** Exercise description **
Although the records contain pictures, repeat only the text of every line exactly.

───── Exercise data ─────

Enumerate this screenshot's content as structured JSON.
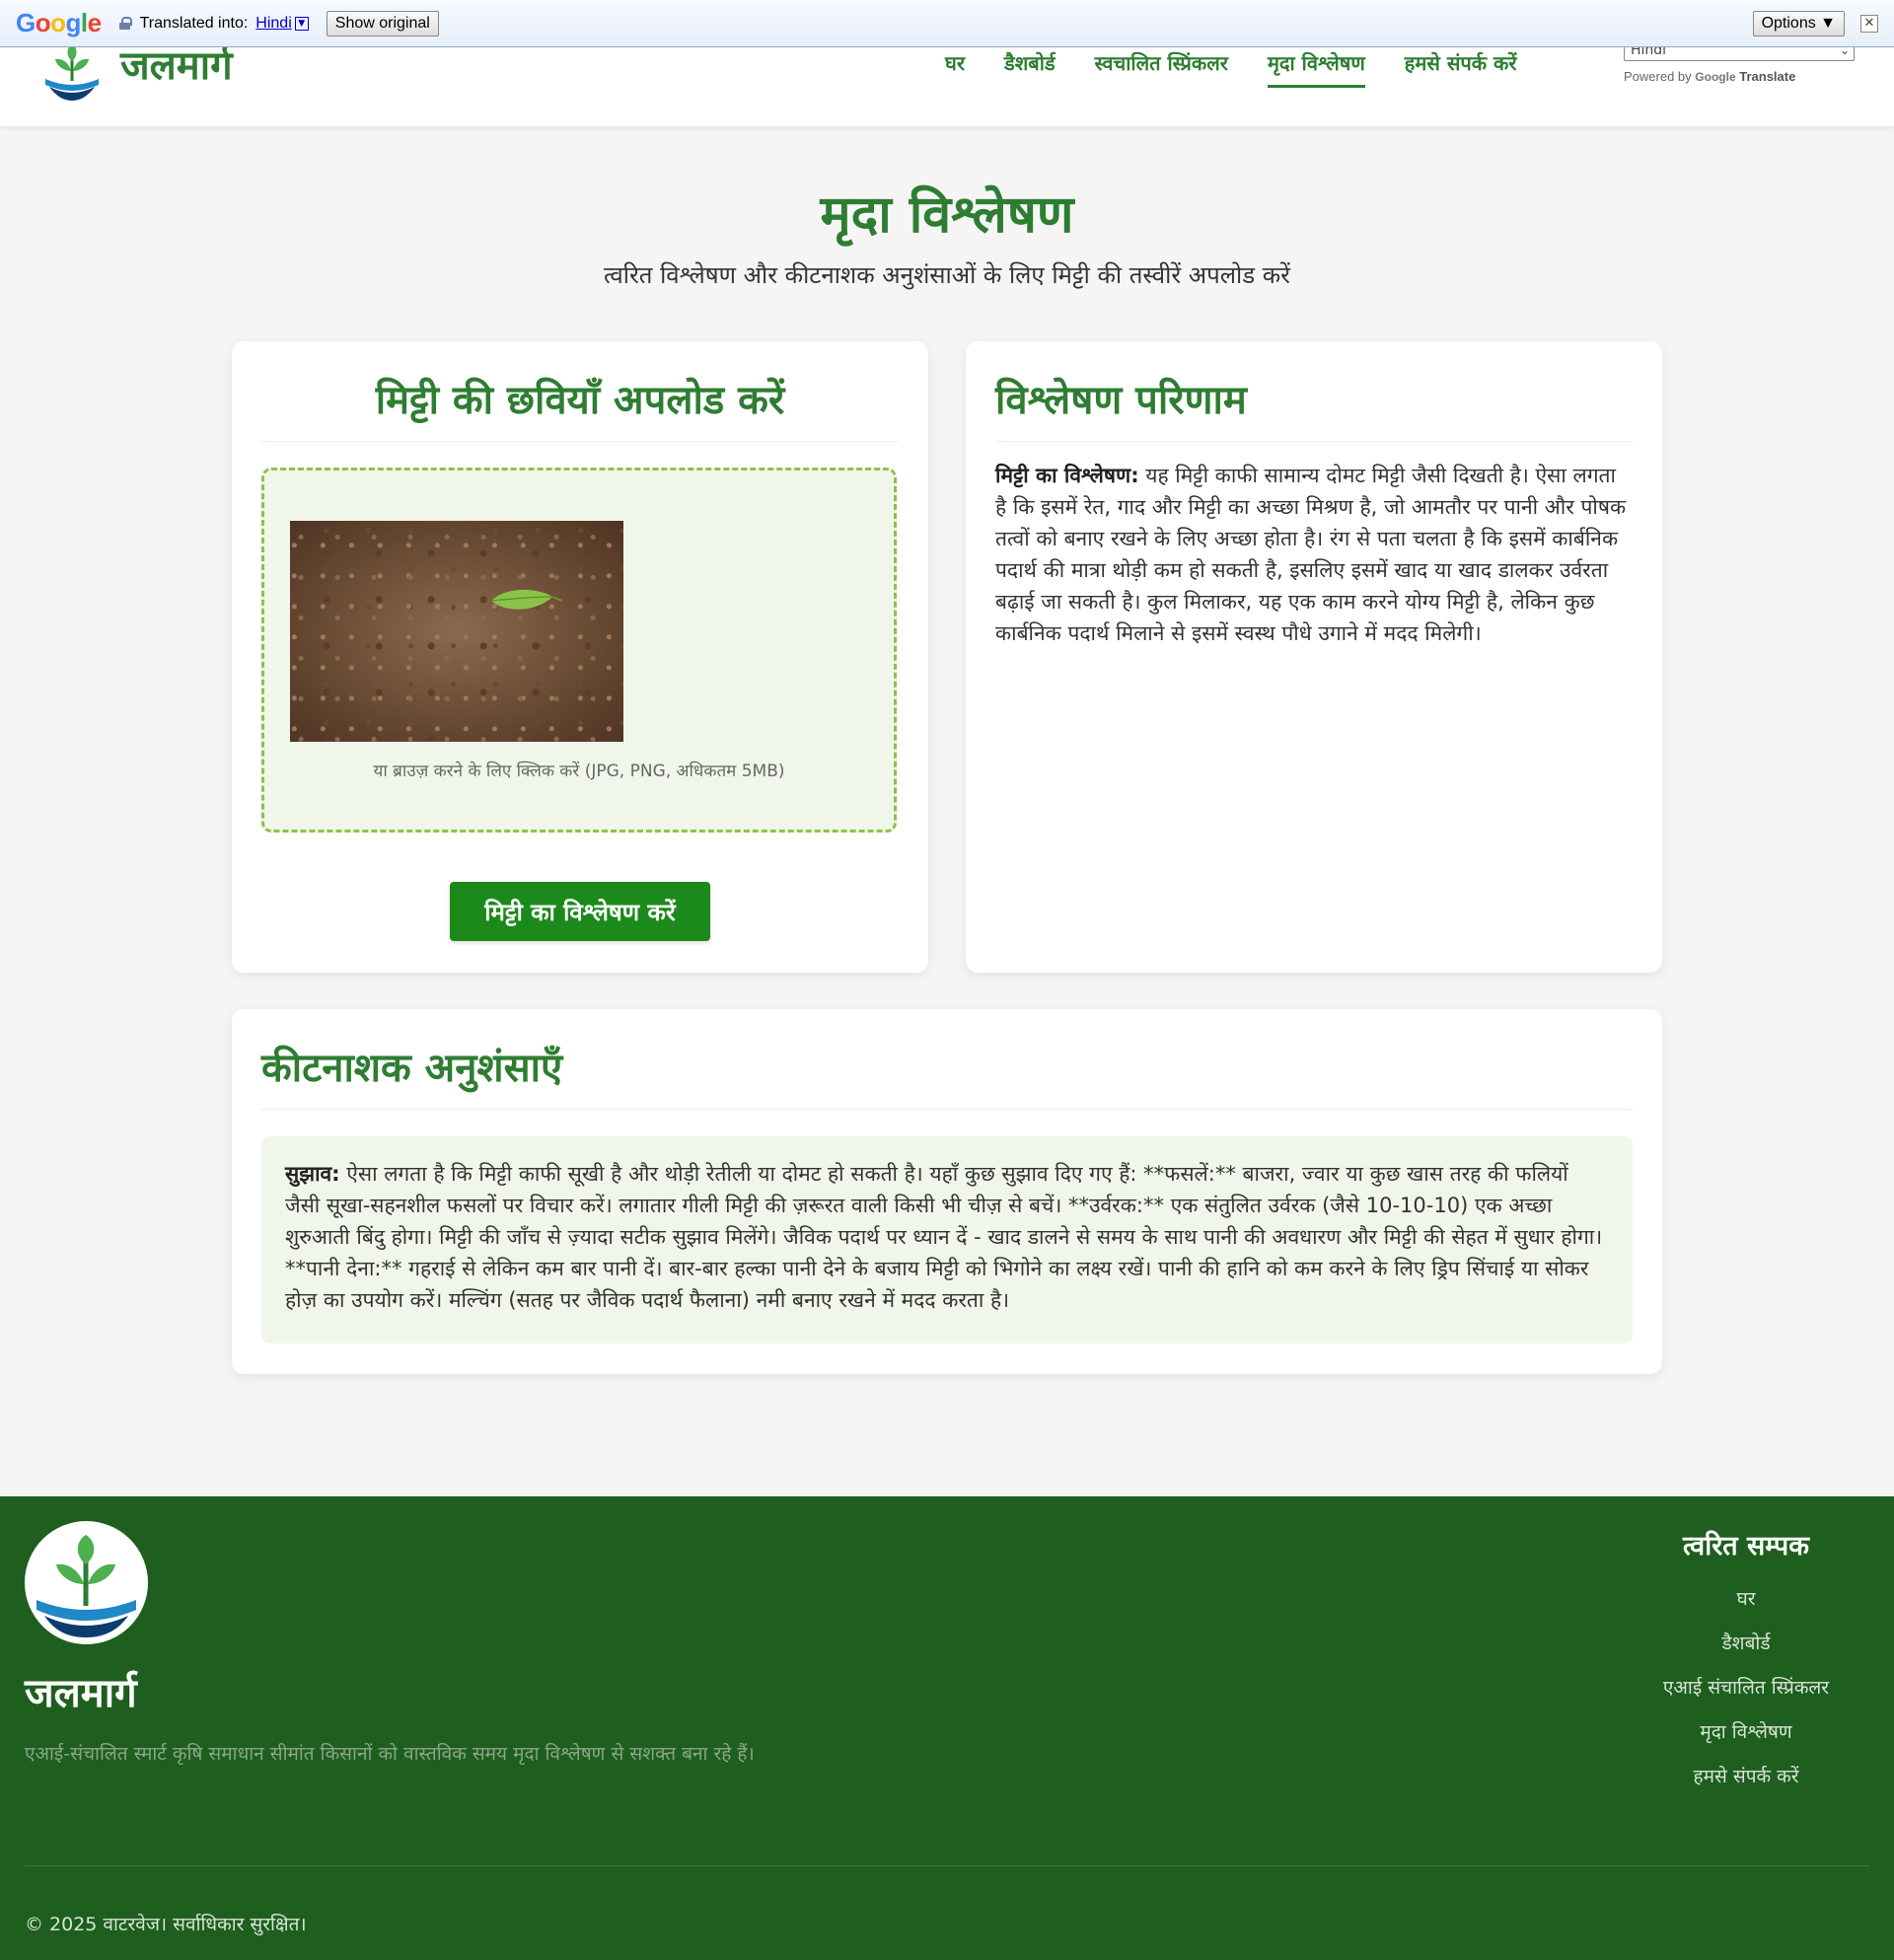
{
  "translate_bar": {
    "logo": [
      "G",
      "o",
      "o",
      "g",
      "l",
      "e"
    ],
    "translated_into": "Translated into:",
    "language": "Hindi",
    "show_original": "Show original",
    "options": "Options ▼",
    "close": "✕"
  },
  "header": {
    "brand_name": "जलमार्ग",
    "nav": [
      "घर",
      "डैशबोर्ड",
      "स्वचालित स्प्रिंकलर",
      "मृदा विश्लेषण",
      "हमसे संपर्क करें"
    ],
    "active_nav_index": 3,
    "language_select": "Hindi",
    "powered_by": "Powered by",
    "powered_google": "Google",
    "powered_translate": "Translate"
  },
  "hero": {
    "title": "मृदा विश्लेषण",
    "subtitle": "त्वरित विश्लेषण और कीटनाशक अनुशंसाओं के लिए मिट्टी की तस्वीरें अपलोड करें"
  },
  "upload": {
    "title": "मिट्टी की छवियाँ अपलोड करें",
    "hint": "या ब्राउज़ करने के लिए क्लिक करें (JPG, PNG, अधिकतम 5MB)",
    "button": "मिट्टी का विश्लेषण करें"
  },
  "results": {
    "title": "विश्लेषण परिणाम",
    "label": "मिट्टी का विश्लेषण:",
    "text": " यह मिट्टी काफी सामान्य दोमट मिट्टी जैसी दिखती है। ऐसा लगता है कि इसमें रेत, गाद और मिट्टी का अच्छा मिश्रण है, जो आमतौर पर पानी और पोषक तत्वों को बनाए रखने के लिए अच्छा होता है। रंग से पता चलता है कि इसमें कार्बनिक पदार्थ की मात्रा थोड़ी कम हो सकती है, इसलिए इसमें खाद या खाद डालकर उर्वरता बढ़ाई जा सकती है। कुल मिलाकर, यह एक काम करने योग्य मिट्टी है, लेकिन कुछ कार्बनिक पदार्थ मिलाने से इसमें स्वस्थ पौधे उगाने में मदद मिलेगी।"
  },
  "pesticide": {
    "title": "कीटनाशक अनुशंसाएँ",
    "label": "सुझाव:",
    "text": " ऐसा लगता है कि मिट्टी काफी सूखी है और थोड़ी रेतीली या दोमट हो सकती है। यहाँ कुछ सुझाव दिए गए हैं: **फसलें:** बाजरा, ज्वार या कुछ खास तरह की फलियों जैसी सूखा-सहनशील फसलों पर विचार करें। लगातार गीली मिट्टी की ज़रूरत वाली किसी भी चीज़ से बचें। **उर्वरक:** एक संतुलित उर्वरक (जैसे 10-10-10) एक अच्छा शुरुआती बिंदु होगा। मिट्टी की जाँच से ज़्यादा सटीक सुझाव मिलेंगे। जैविक पदार्थ पर ध्यान दें - खाद डालने से समय के साथ पानी की अवधारण और मिट्टी की सेहत में सुधार होगा। **पानी देना:** गहराई से लेकिन कम बार पानी दें। बार-बार हल्का पानी देने के बजाय मिट्टी को भिगोने का लक्ष्य रखें। पानी की हानि को कम करने के लिए ड्रिप सिंचाई या सोकर होज़ का उपयोग करें। मल्चिंग (सतह पर जैविक पदार्थ फैलाना) नमी बनाए रखने में मदद करता है।"
  },
  "footer": {
    "brand": "जलमार्ग",
    "tagline": "एआई-संचालित स्मार्ट कृषि समाधान सीमांत किसानों को वास्तविक समय मृदा विश्लेषण से सशक्त बना रहे हैं।",
    "links_title": "त्वरित सम्पक",
    "links": [
      "घर",
      "डैशबोर्ड",
      "एआई संचालित स्प्रिंकलर",
      "मृदा विश्लेषण",
      "हमसे संपर्क करें"
    ],
    "copyright": "© 2025 वाटरवेज। सर्वाधिकार सुरक्षित।"
  },
  "colors": {
    "primary_green": "#2e7d32",
    "button_green": "#1b8a1b",
    "footer_green": "#1e5e1e",
    "dropzone_border": "#8bc34a",
    "light_panel": "#f1f6ea"
  }
}
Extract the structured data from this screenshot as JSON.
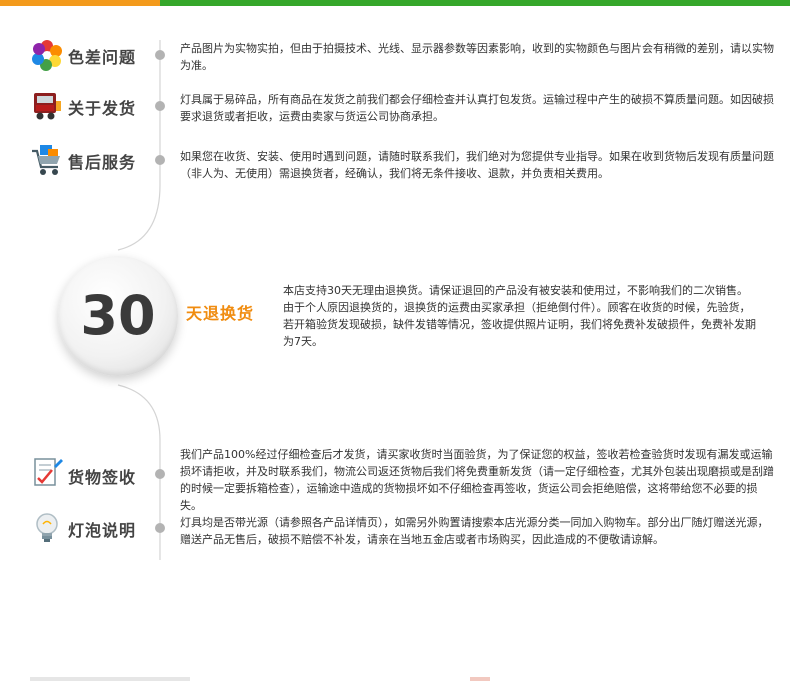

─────

** Solution below **
Enumerate this screenshot's content as structured JSON.
{
  "translate_bar": {
    "logo": [
      "G",
      "o",
      "o",
      "g",
      "l",
      "e"
    ],
    "translated_into": "Translated into:",
    "language": "Hindi",
    "show_original": "Show original",
    "options": "Options ▼",
    "close": "✕"
  },
  "header": {
    "brand_name": "जलमार्ग",
    "nav": [
      "घर",
      "डैशबोर्ड",
      "स्वचालित स्प्रिंकलर",
      "मृदा विश्लेषण",
      "हमसे संपर्क करें"
    ],
    "active_nav_index": 3,
    "language_select": "Hindi",
    "powered_by": "Powered by",
    "powered_google": "Google",
    "powered_translate": "Translate"
  },
  "hero": {
    "title": "मृदा विश्लेषण",
    "subtitle": "त्वरित विश्लेषण और कीटनाशक अनुशंसाओं के लिए मिट्टी की तस्वीरें अपलोड करें"
  },
  "upload": {
    "title": "मिट्टी की छवियाँ अपलोड करें",
    "hint": "या ब्राउज़ करने के लिए क्लिक करें (JPG, PNG, अधिकतम 5MB)",
    "button": "मिट्टी का विश्लेषण करें"
  },
  "results": {
    "title": "विश्लेषण परिणाम",
    "label": "मिट्टी का विश्लेषण:",
    "text": " यह मिट्टी काफी सामान्य दोमट मिट्टी जैसी दिखती है। ऐसा लगता है कि इसमें रेत, गाद और मिट्टी का अच्छा मिश्रण है, जो आमतौर पर पानी और पोषक तत्वों को बनाए रखने के लिए अच्छा होता है। रंग से पता चलता है कि इसमें कार्बनिक पदार्थ की मात्रा थोड़ी कम हो सकती है, इसलिए इसमें खाद या खाद डालकर उर्वरता बढ़ाई जा सकती है। कुल मिलाकर, यह एक काम करने योग्य मिट्टी है, लेकिन कुछ कार्बनिक पदार्थ मिलाने से इसमें स्वस्थ पौधे उगाने में मदद मिलेगी।"
  },
  "pesticide": {
    "title": "कीटनाशक अनुशंसाएँ",
    "label": "सुझाव:",
    "text": " ऐसा लगता है कि मिट्टी काफी सूखी है और थोड़ी रेतीली या दोमट हो सकती है। यहाँ कुछ सुझाव दिए गए हैं: **फसलें:** बाजरा, ज्वार या कुछ खास तरह की फलियों जैसी सूखा-सहनशील फसलों पर विचार करें। लगातार गीली मिट्टी की ज़रूरत वाली किसी भी चीज़ से बचें। **उर्वरक:** एक संतुलित उर्वरक (जैसे 10-10-10) एक अच्छा शुरुआती बिंदु होगा। मिट्टी की जाँच से ज़्यादा सटीक सुझाव मिलेंगे। जैविक पदार्थ पर ध्यान दें - खाद डालने से समय के साथ पानी की अवधारण और मिट्टी की सेहत में सुधार होगा। **पानी देना:** गहराई से लेकिन कम बार पानी दें। बार-बार हल्का पानी देने के बजाय मिट्टी को भिगोने का लक्ष्य रखें। पानी की हानि को कम करने के लिए ड्रिप सिंचाई या सोकर होज़ का उपयोग करें। मल्चिंग (सतह पर जैविक पदार्थ फैलाना) नमी बनाए रखने में मदद करता है।"
  },
  "footer": {
    "brand": "जलमार्ग",
    "tagline": "एआई-संचालित स्मार्ट कृषि समाधान सीमांत किसानों को वास्तविक समय मृदा विश्लेषण से सशक्त बना रहे हैं।",
    "links_title": "त्वरित सम्पक",
    "links": [
      "घर",
      "डैशबोर्ड",
      "एआई संचालित स्प्रिंकलर",
      "मृदा विश्लेषण",
      "हमसे संपर्क करें"
    ],
    "copyright": "© 2025 वाटरवेज। सर्वाधिकार सुरक्षित।"
  },
  "colors": {
    "primary_green": "#2e7d32",
    "button_green": "#1b8a1b",
    "footer_green": "#1e5e1e",
    "dropzone_border": "#8bc34a",
    "light_panel": "#f1f6ea"
  }
}
Extract the structured data from this screenshot as JSON.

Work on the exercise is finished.